The Black Girl Times (BGX) has already covered how justice court related fines contribute to recidivism. Now a February report suggests it doesn’t matter who’s paying the bill, be it you or your parents. Fines and fees share a connection with future acts of delinquency in youth, just as it does with adults.
New research out of Florida reached a host of conclusions about the damaging role fines and fees play in upsetting the life path of Black and brown youth caught in the penal system. The report, A Statewide Analysis of the Impact of Restitution and Fees on Juvenile Recidivism in Florida Across Race & Ethnicity, made several key findings. Firstly, it discovered fines administered to both Black and Hispanic youth were significantly higher fees, particularly among youth residing in areas with greater concentrated economic disadvantage. After matching impacted youth, analysts also discovered the fees increased the likelihood of recidivism in Black youth over that of Hispanic youth.
For the last 20 years, conservative legislatures could not get enough of cutting taxes, but rather than reduce spending, states turn elsewhere to fill budget holes caused by cuts. This includes massive increases in fines and fees, and Florida’s fine system is particularly onerous. Every young person who comes in contact with a Florida court gets stuck with fees, regardless of guilt or innocence. Justice system reform advocate Juvenile Law Center points out that Florida law authorizes “31 different court fees, costs and surcharges” for youth and their families. These include court administration fees, public defense fees, medical fees, detention costs, arbitrary surcharges, and overpriced supervision fees.
These mounting costs are easily enough to push thousands of children and their families into debt.
The 12,693 youth studied showed Black youth facing an average of $709.50 in costs while Hispanic youth got saddled with an average of $633.33 in fees. White youth, in comparison, saw an average bill of $426.50 for their transgressions. Young males got an average $636.60 in fees, vs young women who got $414. Survey demographics for the report were 73.3% male, 43.8% Black, 38.4% white and 17.8% Hispanic.

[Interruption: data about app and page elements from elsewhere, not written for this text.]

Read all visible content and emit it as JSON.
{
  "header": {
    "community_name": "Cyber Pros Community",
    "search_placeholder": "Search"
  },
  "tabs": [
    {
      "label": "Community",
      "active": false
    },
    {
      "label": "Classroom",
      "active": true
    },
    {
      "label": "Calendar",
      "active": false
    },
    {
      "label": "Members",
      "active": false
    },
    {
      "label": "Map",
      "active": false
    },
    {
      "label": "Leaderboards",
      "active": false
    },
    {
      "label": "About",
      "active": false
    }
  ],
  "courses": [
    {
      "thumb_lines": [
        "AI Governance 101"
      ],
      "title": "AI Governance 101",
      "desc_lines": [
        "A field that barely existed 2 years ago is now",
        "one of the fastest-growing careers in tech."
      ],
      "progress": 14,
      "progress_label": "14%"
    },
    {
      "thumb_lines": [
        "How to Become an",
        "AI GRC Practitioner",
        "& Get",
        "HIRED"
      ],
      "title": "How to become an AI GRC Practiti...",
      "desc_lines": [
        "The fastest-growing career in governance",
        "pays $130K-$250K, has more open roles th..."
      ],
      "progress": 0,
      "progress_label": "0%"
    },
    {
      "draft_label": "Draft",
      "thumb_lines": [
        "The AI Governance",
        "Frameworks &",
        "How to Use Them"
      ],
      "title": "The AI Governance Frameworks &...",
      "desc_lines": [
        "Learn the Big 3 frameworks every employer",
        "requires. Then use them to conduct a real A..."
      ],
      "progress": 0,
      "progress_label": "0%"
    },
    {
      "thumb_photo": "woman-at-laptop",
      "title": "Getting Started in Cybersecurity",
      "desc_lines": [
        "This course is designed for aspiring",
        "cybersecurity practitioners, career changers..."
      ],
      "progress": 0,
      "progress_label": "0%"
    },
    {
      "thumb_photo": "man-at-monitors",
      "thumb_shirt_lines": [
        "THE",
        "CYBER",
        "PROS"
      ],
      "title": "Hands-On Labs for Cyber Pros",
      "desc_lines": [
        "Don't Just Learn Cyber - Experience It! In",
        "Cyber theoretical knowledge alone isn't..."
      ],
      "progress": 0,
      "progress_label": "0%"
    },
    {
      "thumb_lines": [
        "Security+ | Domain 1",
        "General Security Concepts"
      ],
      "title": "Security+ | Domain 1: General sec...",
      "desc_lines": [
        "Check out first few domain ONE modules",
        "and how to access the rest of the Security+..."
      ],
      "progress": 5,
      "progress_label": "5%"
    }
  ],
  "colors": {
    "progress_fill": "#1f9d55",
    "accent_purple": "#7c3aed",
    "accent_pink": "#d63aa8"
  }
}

Most youth, especially those under the legal age to obtain employment, have no means to pay any monetary sanctions on their own, so the costs are distributed to their families along with the unfortunate bonus of debt stress. The report discovered nearly half of respondents had to get the money from family or friends. This is a big problem for a family from an impoverished neighborhood, which feels the impact of a new bill more acutely. About 33% of respondents said their families would not be able to pay other bills when the court fees came due. Another 24% admitted the fees would negatively impact their families, and roughly 28.9% of respondents said their families would have to borrow to pay the money.
Another 33% said the fees would negatively impact family relationships and cause tension, which brings into question problems with family and family relationships being among the most important risk factors for juvenile offending and delinquency in Florida.
In the state of Florida—as in many other states—youth with outstanding court debt are not allowed to expunge their records. Neither are they able to obtain driver’s licenses or participate in job corps programs. If the fees aren’t paid, the child could spend more time in a detention center or under some form of police custody. These factors all work together to diminish young people’s chances for success in adulthood, and/or delaying their social growth by years.
The report also brought to light the possibility of court fees more directly encouraging recidivism by tempting youth to engage in illegal activities to pay them off. The survey discovered 13.3% of the youth respondents were OK with the idea of engaging in additional criminal activity to personally pay the fees.
Despite their impact, very few court fees are ever paid, and it still costs the state money to track the fees and fund people to squeeze people for payment. In 2019, for example, only 11% of the $5.1 million juvenile fees assessed throughout Florida were ever collected. The Juvenile Law Center added that only 13% of the $3.3 million in fees assessed against youth in 2021 was eventually paid. When combined with the deleterious effects outlined in the report, the low “return on investment” of court fees appear to neutralize whatever benefit they were designed to deliver.
Other states have already stopped assigning court fees, and Florida leaders are now considering the possibility of doing the same. Legislators failed to end them in 2021, but critics are urging legislators to reconsider the option this year during the 2023 legislative session.